Traditionally, students with significant disabilities, such as autism, mental retardation, or multiple disabilities, receive transition services in a public high school setting until they are 21 or 22 years old. While this is an appropriate setting for students with disabilities during ages 14-18, it may not be the most appropriate or motivating setting for older students with significant disabilities. Growing numbers of parents, researchers, and practitioners are advocating that these older students should receive transition services in the same college and community settings that are experienced by their 19-21 year old peers without disabilities.
This user-friendly book provides a base for those who design, implement, or evaluating transition services for students with significant disabilities in a college or community setting. If you've never had experience in these processes, this book will help you get started. Transition services provided in college and community settings benefit these older students by increasing their access to new environments and activities and by providing opportunities for flexible scheduling and interagency collaboration.
The book has three parts:
Part I: Planning and Development - provides a comprehensive overview of steps necessary to identify the need for and create new transition services. These steps include how to create and convene a planning committee, how to conduct needs assessment activities on current student services and community partnerships, and how to plan for new services or programs outside of the high school.
Part III: Evaluation - overviews a variety of methods used to evaluate transition services, such as compiling data on student and staff activities, gauging participant satisfaction, collecting exit data, and conducting follow-up activities.
Part II: Implementation - describes in detail how to implement new transition services, focusing both on the policy and procedural aspects of service delivery, as well as the daily operations entailed in providing such services. A thorough overview of issues such as staffing, referrals, transportation, and budgets is provided. Also, Part II emphasizes the need for matching college or community setting to the students' learning needs. Examples of how to manage scheduling student supports and monitoring student and staff activities are provided.

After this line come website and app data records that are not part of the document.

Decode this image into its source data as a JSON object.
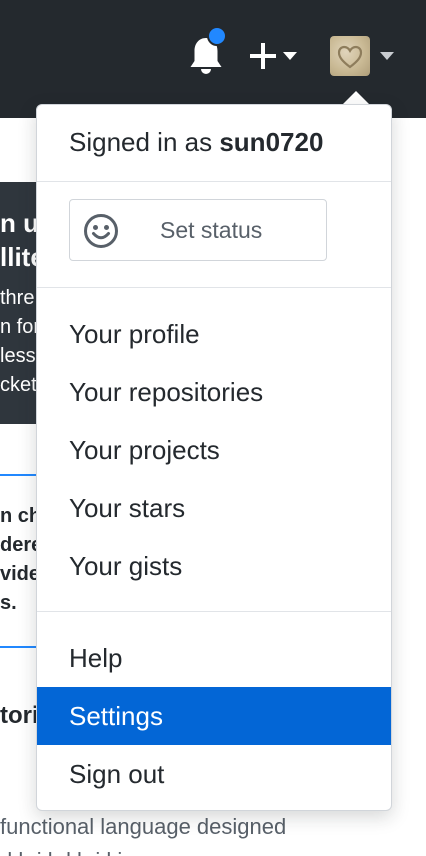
{
  "header": {
    "notifications_icon": "bell-icon",
    "new_icon": "plus-icon",
    "avatar_icon": "heart-in-sand-avatar",
    "colors": {
      "header_bg": "#24292e",
      "unread_dot": "#2188ff"
    }
  },
  "background": {
    "hero_line1": "n u",
    "hero_line2": "llite",
    "hero_lines": "thre\nn for\nless\ncket",
    "card_text": "n ch\ndere\nvide\ns.",
    "section_heading": "tori",
    "description_line1": "functional language designed",
    "description_line2": "d b i l d b i l i"
  },
  "dropdown": {
    "signed_in_prefix": "Signed in as",
    "username": "sun0720",
    "set_status_label": "Set status",
    "status_icon": "smiley-icon",
    "primary_items": [
      {
        "label": "Your profile"
      },
      {
        "label": "Your repositories"
      },
      {
        "label": "Your projects"
      },
      {
        "label": "Your stars"
      },
      {
        "label": "Your gists"
      }
    ],
    "secondary_items": [
      {
        "label": "Help"
      },
      {
        "label": "Settings"
      },
      {
        "label": "Sign out"
      }
    ],
    "active_item": "Settings",
    "colors": {
      "active_bg": "#0366d6",
      "active_text": "#ffffff"
    }
  }
}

Each part contains reproducible copies of all blank forms that can be used by readers. In addition, each form is available on the accompanying CD-ROM in Microsoft Excel format. Users can modify each form to meet individual needs, fill out and update forms via the computer, attach and email forms to others, and maintain computer records of their planning, implementation, and evaluation efforts. The authors have created a number of profiles to illustrate how strategies suggested in this book could be implemented by a fictional public school system. Each example included is based upon real experiences incurred with school system personnel involved in this process. A list of references helps those interested in learning more about this form of transition service delivery. This is a helpful resource that school personnel, families, and students involved with transition services really need and can use.